Register now

WASHINGTON, D.C.- Loans generally identified as presenting greater risk, such as those made to low-income borrowers in economically depressed markets, are no riskier than standard "conventional" loans, according to a new study.

The study, conducted by the National Community Capital Association (NCCA) and released by the Community Investing Program of the Social Investment Forum Foundation and Co-op America, reviewed almost $4 billion in financing by 107 community development financial institutions (CDFIs) in distressed urban and rural markets across the United States. The NCCA is a national network of 127 community development financial institutions.
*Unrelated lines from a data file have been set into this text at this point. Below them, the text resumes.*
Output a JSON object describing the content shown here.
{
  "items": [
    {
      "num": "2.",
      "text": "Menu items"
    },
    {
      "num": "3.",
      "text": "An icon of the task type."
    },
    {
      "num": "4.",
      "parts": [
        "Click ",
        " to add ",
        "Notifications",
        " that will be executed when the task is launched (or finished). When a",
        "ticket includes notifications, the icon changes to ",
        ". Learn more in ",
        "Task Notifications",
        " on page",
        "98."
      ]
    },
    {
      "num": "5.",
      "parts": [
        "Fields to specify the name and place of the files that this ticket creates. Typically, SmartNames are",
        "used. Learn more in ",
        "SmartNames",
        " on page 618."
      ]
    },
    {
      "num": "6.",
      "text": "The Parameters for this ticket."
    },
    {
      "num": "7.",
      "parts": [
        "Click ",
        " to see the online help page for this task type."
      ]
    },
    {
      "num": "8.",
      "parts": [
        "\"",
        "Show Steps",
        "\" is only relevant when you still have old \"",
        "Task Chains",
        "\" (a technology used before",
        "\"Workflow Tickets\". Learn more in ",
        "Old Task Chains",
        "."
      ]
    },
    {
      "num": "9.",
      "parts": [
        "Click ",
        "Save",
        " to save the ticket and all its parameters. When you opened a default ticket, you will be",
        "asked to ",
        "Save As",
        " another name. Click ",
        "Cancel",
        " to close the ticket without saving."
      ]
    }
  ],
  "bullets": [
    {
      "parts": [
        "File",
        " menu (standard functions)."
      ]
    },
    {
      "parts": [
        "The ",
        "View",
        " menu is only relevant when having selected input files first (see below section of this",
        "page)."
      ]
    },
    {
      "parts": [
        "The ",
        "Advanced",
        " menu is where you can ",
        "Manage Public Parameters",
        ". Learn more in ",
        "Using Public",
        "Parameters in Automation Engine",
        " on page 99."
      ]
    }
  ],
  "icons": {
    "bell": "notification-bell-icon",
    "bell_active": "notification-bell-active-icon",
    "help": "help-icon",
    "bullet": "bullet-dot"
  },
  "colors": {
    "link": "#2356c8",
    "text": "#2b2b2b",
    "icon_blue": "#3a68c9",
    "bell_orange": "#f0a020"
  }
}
The findings indicate that loan portfolios with "high-perceived risk," such as loans for housing, child care and small businesses in economically disadvantaged markets such as North Camden, N.J., South Central Los Angeles and the Pine Ridge Indian Reservation in South Dakota had net charge-offs of 0.5%.

How Delinquencies Compare

The study's authors said that compares favorably to 0.9% for all commercial banks, and 0.5% for commercial banks with less than $100 million in assets.

"These data up-end the conventional wisdom that community investing loans to low-income people and the businesses that serve them carry high risks," said NCCA CEO Mark Pinsky. "These facts speak for themselves. Community development financial institutions make financing prudent and profitable in thousands of underserved markets across the nation. CDFIs are successful working in these communities because they know the local markets, they provide substantial technical assistance to their borrowers and they develop flexible loan and investment products."

President Deborah Momsen-Hudson, VP with Self-Help Credit Union in Durham, N.C., said the study shows there is no reason for "banks and other institutional players to keep sitting on the sidelines when it comes to community investing. The CDFIs are out there that know how to make this kind of loan activity work."

Momsen-Hudson pointed to her own credit union's experience, saying that since Self-Help Credi Union was chartered in 1980 it has provided $1.78-billion in financing to almost 25,800 small businesses, nonprofits, and homebuyers.

Among the other findings of the study, which is entitled "CDFIs: Bridges Between Capital and Communities":

* Investors in CDFIs have never lost a penny of investment capital. The 107 surveyed CDFIs had sufficient equity capital bases and loan loss reserves to absorb any losses in their portfolios.

* CDFI loan activity is no riskier than, and is as safe as lending at traditional banks/credit unions. Overall portfolio quality was found to be high, based on both net charge-offs and delinquency rates. The 90-plus day-delinquency rates for the institutions in the NCCA sample was 3.3%.

Who Is Borrowing

* The vast majority of beneficiaries of community development financial institution activities are low-income individuals. NCCA's survey found that 72 percent of clients were low-income persons. Of that group, 49% were women and 47% were minorities.

A complete copy of the study can be found online at www.communitycapital.org.

For reprint and licensing requests for this article, click here.
MORE FROM AMERICAN BANKER